“The preliminary therapeutic results reported in these case studies using radionuclide multimodality approaches are encouraging,” says co-editor-in-chief Donald J. Buchsbaum, PhD, of Cancer Biotherapy and Radiopharmaceuticals and of University of Alabama at Birmingham. “The outcomes described in these small, single center studies must be confirmed in larger trials before they can be translated into widespread oncology practice.”
One study found that synergistic effects can be achieved when chemotherapy and radionuclides are combined, with the potential to enhance efficacy and minimize toxicity. Although advanced forms of lymphoma and neuroendocrine tumors are usually incurable, multimodal treatment approaches may be able to stop or slow tumor progression, achieve durable remission, prolong patient survival, and improve patients’ quality of life.

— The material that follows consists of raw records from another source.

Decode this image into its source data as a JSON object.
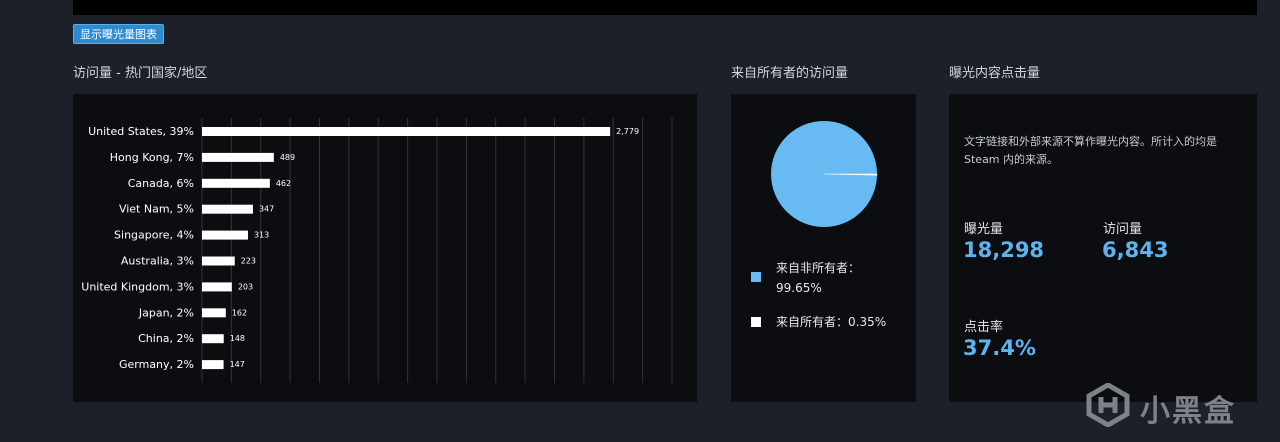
{
  "buttons": {
    "show_chart": "显示曝光量图表"
  },
  "sections": {
    "country_title": "访问量 - 热门国家/地区",
    "owner_title": "来自所有者的访问量",
    "clicks_title": "曝光内容点击量"
  },
  "chart_data": {
    "type": "bar",
    "orientation": "horizontal",
    "categories": [
      "United States, 39%",
      "Hong Kong, 7%",
      "Canada, 6%",
      "Viet Nam, 5%",
      "Singapore, 4%",
      "Australia, 3%",
      "United Kingdom, 3%",
      "Japan, 2%",
      "China, 2%",
      "Germany, 2%"
    ],
    "values": [
      2779,
      489,
      462,
      347,
      313,
      223,
      203,
      162,
      148,
      147
    ],
    "value_labels": [
      "2,779",
      "489",
      "462",
      "347",
      "313",
      "223",
      "203",
      "162",
      "148",
      "147"
    ],
    "xlim": [
      0,
      3200
    ],
    "grid": true,
    "bar_color": "#ffffff"
  },
  "pie": {
    "values": [
      99.65,
      0.35
    ],
    "colors": [
      "#67bbf2",
      "#ffffff"
    ],
    "legend": [
      {
        "label_line1": "来自非所有者：",
        "label_line2": "99.65%"
      },
      {
        "label_line1": "来自所有者：0.35%"
      }
    ]
  },
  "clicks": {
    "note": "文字链接和外部来源不算作曝光内容。所计入的均是 Steam 内的来源。",
    "impressions_label": "曝光量",
    "impressions_value": "18,298",
    "visits_label": "访问量",
    "visits_value": "6,843",
    "ctr_label": "点击率",
    "ctr_value": "37.4%"
  },
  "watermark": {
    "text": "小黑盒"
  },
  "colors": {
    "accent": "#5eb3ef",
    "background": "#1b2029",
    "panel": "#0b0d10"
  }
}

Another study reported that patients survived longer and were free of disease when a radioimmunotherapeutic agent was added to their treatment regimen for relapsed or refractory aggressive non-Hodgkin lymphoma.
The third study involved adding peptide labeled with lutetium-177 to the therapeutic regimen of a group of patients with advanced neuroendocrine cancer. The study found substantially improved tumor control rates with no significant side effects.
These studies were published in Cancer Biotherapy and Radiopharmaceuticals (2012; doi:10.1089/cbr.2012.1274, doi:10.1089/cbr.2012.1275, and doi:10.1089/cbr.2012.1276, respectively).